PEI

'Nothing left' if Irving case succeeds, says conservation group

There will be little legal protection for migratory birds in Canada if a constitutional challenge put together by J.D. Irving, Ltd. in New Brunswick succeeds, says P.E.I.'s Island Nature Trust.

There will be little legal protection for migratory birds in Canada if a constitutional challenge put together by J.D. Irving, Ltd. in New Brunswick succeeds, says P.E.I.'s Island Nature Trust.

Irving filed a defence based on the constitutionality of the Migratory Birds Convention Act. A company foreman has been charged under the act after great blue heron nests were allegedly destroyed during the construction of a road on company land at Cambridge Narrows.

Jackie Waddell, executive director of the Island Nature Trust, told CBC News Tuesday her group and others across the country are concerned about the outcome of the trial.
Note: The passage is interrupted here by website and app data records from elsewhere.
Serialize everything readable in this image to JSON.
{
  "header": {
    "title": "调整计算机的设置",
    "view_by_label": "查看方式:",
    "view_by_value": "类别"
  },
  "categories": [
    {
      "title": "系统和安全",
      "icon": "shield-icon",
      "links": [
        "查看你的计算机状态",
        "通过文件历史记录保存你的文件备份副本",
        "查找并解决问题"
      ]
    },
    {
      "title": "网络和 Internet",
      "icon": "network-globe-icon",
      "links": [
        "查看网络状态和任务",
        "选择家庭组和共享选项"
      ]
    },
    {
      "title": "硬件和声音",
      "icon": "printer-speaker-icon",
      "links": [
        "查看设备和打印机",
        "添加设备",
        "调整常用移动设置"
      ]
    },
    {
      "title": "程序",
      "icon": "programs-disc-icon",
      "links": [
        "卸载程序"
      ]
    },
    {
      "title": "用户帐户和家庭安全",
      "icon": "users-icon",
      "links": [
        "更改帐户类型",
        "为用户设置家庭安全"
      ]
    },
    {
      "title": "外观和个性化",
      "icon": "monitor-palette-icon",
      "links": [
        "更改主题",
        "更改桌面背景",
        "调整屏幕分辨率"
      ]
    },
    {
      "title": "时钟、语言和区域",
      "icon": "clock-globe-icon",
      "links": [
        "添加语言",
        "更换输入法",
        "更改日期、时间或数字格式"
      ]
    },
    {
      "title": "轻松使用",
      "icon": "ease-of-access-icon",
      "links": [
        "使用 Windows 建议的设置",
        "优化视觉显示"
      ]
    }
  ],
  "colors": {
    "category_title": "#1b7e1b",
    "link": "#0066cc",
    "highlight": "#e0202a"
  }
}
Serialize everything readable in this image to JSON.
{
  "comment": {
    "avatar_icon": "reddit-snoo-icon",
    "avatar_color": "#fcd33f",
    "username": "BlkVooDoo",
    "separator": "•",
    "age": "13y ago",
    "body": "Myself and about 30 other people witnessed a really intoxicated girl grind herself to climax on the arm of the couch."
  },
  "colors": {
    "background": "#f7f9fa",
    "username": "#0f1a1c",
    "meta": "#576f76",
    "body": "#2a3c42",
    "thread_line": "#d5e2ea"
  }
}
"If it's struck down then there's nothing left to protect these birds across the country," said Waddell.

"There are provincial laws, in each province, and here it's the Wildlife Conservation Act, but they're generally not as strong as something that's federal. And it will take a great deal of power from enforcement and the people that are hired to protect these birds under that act."

Waddell said every migratory bird in Canada could be affected by the court action.

P.E.I. currently has one migratory bird sanctuary and one federal conservation officer to protect the birds.

now